  9. #9
    Buying a Mac Notebook

    Member Since
    Dec 14, 2009
    Posts
    5
    sorry one more thing- I don't plan to do any manual installations of hardware down the road- I just don't have the know-how and would prefer not to deal with the hassle of handing my computer over to someone so they can void my warranty. So any of the options above would be under the assumption that more likely than not I won't be doing any additional upgrades.
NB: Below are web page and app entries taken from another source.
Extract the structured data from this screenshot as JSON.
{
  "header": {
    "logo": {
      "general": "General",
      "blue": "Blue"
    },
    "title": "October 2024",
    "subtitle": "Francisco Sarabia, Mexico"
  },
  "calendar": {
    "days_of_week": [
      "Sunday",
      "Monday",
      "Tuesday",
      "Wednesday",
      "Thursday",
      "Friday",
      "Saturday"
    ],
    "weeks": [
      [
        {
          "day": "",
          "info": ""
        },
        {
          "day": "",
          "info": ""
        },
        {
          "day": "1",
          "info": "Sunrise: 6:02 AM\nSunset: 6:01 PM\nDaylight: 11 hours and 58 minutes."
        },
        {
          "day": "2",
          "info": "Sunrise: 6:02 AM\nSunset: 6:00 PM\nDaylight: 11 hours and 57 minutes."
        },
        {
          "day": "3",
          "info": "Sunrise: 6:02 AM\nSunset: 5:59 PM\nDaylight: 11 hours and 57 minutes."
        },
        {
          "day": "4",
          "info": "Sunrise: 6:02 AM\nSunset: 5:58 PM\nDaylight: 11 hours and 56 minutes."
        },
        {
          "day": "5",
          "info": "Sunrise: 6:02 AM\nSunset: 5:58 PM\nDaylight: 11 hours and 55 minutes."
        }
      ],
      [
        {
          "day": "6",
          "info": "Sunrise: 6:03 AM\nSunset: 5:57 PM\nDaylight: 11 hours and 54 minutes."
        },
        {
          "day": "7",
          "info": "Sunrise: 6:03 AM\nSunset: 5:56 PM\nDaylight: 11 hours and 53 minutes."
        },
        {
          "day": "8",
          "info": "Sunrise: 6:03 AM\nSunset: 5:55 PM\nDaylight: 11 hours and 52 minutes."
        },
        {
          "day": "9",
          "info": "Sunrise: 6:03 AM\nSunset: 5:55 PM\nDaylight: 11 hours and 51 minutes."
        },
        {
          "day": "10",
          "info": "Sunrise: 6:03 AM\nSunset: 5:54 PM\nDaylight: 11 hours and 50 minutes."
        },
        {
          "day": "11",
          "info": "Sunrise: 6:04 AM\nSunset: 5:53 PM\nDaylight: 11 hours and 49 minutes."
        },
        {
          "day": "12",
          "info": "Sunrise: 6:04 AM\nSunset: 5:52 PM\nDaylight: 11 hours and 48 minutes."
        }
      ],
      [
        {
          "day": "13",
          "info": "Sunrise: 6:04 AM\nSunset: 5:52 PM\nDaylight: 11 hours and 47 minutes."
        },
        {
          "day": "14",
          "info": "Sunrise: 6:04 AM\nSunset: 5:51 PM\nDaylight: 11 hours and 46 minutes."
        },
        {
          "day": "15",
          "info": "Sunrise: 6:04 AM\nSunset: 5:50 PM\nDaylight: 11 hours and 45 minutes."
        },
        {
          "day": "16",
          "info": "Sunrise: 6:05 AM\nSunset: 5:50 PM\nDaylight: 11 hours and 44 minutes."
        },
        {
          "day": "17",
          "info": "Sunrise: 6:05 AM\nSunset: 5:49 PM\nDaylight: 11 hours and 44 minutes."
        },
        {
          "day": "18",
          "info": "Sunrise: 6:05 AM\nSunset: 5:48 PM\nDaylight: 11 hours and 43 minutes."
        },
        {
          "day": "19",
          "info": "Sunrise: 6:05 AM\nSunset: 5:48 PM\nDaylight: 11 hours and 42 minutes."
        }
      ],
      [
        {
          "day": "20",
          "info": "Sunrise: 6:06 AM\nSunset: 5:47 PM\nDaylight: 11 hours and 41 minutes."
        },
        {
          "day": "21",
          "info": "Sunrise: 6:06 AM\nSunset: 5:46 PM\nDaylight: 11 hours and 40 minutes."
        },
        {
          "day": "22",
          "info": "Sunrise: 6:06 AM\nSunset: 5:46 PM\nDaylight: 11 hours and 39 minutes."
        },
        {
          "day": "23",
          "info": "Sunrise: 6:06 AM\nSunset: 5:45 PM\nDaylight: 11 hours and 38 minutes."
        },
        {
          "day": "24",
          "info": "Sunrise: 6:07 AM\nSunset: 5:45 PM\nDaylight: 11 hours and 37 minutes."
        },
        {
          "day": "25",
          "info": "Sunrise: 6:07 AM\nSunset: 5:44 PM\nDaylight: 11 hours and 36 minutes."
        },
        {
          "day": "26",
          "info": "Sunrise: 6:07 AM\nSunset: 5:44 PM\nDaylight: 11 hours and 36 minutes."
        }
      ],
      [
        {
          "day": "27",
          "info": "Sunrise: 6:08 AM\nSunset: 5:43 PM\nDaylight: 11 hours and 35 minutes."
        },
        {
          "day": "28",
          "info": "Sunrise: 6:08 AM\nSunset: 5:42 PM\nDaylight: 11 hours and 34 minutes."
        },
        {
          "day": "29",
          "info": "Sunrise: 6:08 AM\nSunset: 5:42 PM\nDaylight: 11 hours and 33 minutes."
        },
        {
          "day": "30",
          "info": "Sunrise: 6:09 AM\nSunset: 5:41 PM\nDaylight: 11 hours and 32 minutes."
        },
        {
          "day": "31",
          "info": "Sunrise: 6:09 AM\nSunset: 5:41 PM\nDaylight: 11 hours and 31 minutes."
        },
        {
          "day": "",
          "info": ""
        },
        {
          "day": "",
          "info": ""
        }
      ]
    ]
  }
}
  10. #10
    Buying a Mac Notebook
    CrimsonRequiem's Avatar
    Member Since
    Jul 24, 2008
    Posts
    6,004
    Specs:
    MBP 2.3 Ghz 4GB RAM 860 GB SSD, iMac 3.4 GHz Intel Core i7 32GB RAM, Fusion Drive 1TB
    Quote Originally Posted by Chazz_Goodtimes View Post
    sorry one more thing- I don't plan to do any manual installations of hardware down the road- I just don't have the know-how and would prefer not to deal with the hassle of handing my computer over to someone so they can void my warranty. So any of the options above would be under the assumption that more likely than not I won't be doing any additional upgrades.
    Replacing the HDD and or the RAM doesn't void your warranty. These things can be easily done yourself. There are so many guides and videos on the internet that there shouldn't be any excuse not to do it yourself.
    死神はリンゴしか食べない。

  11. #11
    Buying a Mac Notebook

    Member Since
    Jul 09, 2009
    Posts
    240
    Specs:
    13 Inch Apple MacBook Pro; 2.40 GHZ, 4GB Ram, 250GB HDD
    And they are very easy to install and I'm sure you won't mess up.

  12. #12
    Buying a Mac Notebook

    Member Since
    Jul 09, 2009
    Posts
    240
    Specs:
    13 Inch Apple MacBook Pro; 2.40 GHZ, 4GB Ram, 250GB HDD
    Oh and get Apple Care one year after you've had your Mac. Remember, one year is already covered.

  13. #13
    Buying a Mac Notebook

    Member Since
    Dec 14, 2009
    Posts
    5
    Glad to clear up that misconception I had about upgrading hardware. So everything else being equale- which of the above a options would be the best bet?

Thread Information

Users Browsing this Thread

There are currently 1 users browsing this thread. (0 members and 1 guests)

Similar Threads

  1. Which Mac Notebook is right for me? Please help!
    By thistlecush in forum Apple Notebooks
    Replies: 3
    Last Post: 08-13-2012, 06:55 PM
  2. Need Advise on Buying My 1st Mac Notebook.. help?
    By Saltwater in forum Switcher Hangout
    Replies: 4
    Last Post: 03-16-2010, 12:58 PM
  3. How to turn a Windows notebook into a Mac notebook?
    By JustinPS in forum Apple Notebooks
    Replies: 4
    Last Post: 10-12-2009, 04:36 PM
  4. Buying a Mac Pro Notebook
    By chrissheehan in forum Apple Notebooks
    Replies: 4
    Last Post: 08-18-2009, 05:40 PM
  5. Replies: 41
    Last Post: 07-25-2006, 09:45 PM

Posting Permissions

  • You may not post new threads
  • You may not post replies
  • You may not post attachments
  • You may not edit your posts
  •